Material for the task: Begin

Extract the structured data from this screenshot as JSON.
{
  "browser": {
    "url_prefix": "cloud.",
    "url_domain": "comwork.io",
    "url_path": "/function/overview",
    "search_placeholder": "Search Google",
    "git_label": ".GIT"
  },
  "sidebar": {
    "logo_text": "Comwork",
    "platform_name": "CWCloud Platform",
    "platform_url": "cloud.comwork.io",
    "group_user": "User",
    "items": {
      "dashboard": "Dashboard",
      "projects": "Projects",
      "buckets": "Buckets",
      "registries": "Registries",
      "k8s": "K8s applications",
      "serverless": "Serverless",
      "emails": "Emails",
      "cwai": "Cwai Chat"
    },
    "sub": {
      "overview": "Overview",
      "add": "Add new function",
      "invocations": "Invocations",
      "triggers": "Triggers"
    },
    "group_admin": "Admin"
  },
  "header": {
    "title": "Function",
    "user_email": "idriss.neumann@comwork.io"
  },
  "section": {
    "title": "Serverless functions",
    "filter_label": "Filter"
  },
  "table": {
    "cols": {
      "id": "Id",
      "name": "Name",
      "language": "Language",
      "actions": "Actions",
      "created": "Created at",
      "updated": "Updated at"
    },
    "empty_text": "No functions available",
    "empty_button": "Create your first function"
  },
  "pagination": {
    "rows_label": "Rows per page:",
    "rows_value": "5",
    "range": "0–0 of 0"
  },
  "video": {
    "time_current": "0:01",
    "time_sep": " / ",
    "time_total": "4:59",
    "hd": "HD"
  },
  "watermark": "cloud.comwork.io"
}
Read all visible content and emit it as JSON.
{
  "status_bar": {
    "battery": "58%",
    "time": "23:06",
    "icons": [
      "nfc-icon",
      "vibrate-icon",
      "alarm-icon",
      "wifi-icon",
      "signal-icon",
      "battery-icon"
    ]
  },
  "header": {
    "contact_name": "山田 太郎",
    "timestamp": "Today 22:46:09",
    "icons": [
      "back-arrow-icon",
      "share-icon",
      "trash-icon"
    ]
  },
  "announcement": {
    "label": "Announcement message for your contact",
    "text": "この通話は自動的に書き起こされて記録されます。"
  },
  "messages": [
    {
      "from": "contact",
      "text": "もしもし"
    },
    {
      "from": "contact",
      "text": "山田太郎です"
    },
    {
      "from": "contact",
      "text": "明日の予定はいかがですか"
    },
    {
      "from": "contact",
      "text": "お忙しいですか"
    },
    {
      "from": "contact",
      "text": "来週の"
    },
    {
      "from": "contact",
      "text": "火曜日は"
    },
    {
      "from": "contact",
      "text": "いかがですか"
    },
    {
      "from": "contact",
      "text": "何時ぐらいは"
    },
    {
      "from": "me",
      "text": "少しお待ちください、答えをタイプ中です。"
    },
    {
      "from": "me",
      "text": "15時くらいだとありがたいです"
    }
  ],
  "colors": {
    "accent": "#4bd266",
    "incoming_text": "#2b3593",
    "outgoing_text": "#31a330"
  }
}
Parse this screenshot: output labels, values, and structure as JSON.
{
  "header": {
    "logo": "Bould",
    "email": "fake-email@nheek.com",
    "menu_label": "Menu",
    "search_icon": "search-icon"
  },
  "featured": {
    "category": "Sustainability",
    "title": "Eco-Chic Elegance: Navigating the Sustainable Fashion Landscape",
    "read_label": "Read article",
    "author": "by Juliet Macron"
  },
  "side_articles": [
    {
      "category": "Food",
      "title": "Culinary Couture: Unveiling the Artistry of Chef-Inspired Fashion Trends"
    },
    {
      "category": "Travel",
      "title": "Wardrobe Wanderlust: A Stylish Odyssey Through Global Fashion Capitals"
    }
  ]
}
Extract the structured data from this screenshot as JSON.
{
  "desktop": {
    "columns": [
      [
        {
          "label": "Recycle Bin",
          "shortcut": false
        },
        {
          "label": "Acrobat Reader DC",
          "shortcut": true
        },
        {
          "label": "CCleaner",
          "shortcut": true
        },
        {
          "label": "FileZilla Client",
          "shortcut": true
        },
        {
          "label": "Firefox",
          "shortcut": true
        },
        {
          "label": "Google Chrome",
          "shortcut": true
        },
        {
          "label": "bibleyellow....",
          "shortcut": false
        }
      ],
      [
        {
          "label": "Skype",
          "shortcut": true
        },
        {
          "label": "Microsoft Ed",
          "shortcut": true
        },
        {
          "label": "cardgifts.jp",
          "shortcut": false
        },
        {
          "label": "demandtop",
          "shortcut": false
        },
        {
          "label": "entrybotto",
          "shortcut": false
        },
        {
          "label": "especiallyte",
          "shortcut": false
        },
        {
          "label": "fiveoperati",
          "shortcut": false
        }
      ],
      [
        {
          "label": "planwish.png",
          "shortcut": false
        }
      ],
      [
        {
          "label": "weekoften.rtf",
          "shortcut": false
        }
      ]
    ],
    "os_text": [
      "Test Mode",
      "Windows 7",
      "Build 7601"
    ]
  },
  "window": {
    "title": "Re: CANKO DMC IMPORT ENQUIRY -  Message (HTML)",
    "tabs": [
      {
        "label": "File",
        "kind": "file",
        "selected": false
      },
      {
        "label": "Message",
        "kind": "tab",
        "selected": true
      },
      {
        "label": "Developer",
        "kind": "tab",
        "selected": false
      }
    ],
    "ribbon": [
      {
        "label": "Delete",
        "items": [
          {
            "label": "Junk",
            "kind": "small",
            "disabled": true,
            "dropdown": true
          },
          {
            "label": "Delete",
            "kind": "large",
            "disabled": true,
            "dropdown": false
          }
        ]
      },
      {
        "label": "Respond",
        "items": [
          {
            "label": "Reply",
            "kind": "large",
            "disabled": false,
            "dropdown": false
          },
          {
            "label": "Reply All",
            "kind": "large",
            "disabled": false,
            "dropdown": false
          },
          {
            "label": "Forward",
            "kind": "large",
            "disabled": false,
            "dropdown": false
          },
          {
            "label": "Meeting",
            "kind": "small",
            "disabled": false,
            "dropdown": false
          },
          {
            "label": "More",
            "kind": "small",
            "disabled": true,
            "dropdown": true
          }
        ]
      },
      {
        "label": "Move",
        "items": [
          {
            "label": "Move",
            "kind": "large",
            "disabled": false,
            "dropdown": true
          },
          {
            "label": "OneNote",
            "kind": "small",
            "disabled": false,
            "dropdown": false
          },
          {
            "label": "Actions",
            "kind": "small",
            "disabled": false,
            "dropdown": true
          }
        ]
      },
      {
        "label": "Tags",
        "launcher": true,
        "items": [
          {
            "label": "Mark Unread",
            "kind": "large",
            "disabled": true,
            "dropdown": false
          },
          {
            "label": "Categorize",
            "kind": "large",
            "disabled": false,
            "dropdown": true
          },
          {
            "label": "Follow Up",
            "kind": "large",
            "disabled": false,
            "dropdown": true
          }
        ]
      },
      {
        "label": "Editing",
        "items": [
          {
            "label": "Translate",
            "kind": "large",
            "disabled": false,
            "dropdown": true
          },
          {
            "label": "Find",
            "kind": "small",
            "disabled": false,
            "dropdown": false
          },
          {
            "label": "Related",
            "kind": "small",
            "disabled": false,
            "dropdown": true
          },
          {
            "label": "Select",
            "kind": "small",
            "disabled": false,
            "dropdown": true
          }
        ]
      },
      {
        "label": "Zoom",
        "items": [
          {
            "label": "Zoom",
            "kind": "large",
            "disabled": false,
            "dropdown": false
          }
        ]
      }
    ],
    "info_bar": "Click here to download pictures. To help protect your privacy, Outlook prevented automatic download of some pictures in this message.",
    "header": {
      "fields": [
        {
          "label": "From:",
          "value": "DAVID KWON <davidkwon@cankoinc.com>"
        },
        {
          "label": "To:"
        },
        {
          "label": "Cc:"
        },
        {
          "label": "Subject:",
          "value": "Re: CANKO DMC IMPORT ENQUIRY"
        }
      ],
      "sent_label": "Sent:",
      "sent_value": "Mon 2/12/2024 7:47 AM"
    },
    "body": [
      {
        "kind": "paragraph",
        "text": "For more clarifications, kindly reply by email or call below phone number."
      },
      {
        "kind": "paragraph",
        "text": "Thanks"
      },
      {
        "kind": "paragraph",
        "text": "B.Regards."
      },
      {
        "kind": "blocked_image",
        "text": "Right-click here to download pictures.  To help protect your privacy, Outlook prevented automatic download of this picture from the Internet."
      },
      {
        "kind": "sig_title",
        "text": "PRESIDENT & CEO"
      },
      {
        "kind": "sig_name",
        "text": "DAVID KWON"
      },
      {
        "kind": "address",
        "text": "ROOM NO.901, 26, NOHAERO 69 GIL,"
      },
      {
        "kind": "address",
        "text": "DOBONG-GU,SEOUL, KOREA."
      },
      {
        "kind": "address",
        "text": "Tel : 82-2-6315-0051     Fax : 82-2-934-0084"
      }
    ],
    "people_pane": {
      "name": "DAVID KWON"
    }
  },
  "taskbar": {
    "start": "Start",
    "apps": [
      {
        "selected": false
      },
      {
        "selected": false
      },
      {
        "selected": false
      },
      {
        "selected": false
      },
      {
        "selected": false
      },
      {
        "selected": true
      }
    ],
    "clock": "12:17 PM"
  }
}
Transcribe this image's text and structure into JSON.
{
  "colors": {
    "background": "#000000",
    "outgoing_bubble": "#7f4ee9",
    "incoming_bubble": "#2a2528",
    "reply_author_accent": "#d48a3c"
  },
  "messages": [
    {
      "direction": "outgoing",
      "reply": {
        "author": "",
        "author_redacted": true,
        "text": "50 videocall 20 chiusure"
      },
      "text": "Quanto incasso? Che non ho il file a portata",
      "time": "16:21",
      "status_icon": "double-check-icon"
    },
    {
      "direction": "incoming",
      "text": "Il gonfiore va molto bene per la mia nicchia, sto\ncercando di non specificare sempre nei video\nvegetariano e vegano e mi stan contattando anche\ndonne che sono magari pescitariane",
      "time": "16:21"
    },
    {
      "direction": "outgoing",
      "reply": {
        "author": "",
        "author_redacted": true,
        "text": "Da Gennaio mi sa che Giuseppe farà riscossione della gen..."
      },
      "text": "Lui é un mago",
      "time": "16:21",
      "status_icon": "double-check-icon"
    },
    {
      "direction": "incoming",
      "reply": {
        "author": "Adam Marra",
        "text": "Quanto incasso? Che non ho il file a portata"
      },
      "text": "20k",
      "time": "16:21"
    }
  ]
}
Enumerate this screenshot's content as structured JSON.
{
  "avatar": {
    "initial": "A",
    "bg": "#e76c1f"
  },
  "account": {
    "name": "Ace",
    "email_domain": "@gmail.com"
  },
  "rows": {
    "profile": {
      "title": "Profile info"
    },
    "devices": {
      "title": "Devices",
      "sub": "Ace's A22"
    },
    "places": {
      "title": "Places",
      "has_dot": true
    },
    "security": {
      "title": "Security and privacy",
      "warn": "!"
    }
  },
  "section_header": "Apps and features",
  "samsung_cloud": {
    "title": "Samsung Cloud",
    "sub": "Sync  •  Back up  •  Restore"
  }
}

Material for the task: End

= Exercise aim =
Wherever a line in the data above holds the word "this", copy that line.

= Response to the task =
Extract the structured data from this screenshot as JSON.
Parse this screenshot: output labels, values, and structure as JSON.
Extract the structured data from this screenshot as JSON.
    "info_bar": "Click here to download pictures. To help protect your privacy, Outlook prevented automatic download of some pictures in this message.",
        "text": "Right-click here to download pictures.  To help protect your privacy, Outlook prevented automatic download of this picture from the Internet."
Transcribe this image's text and structure into JSON.
Enumerate this screenshot's content as structured JSON.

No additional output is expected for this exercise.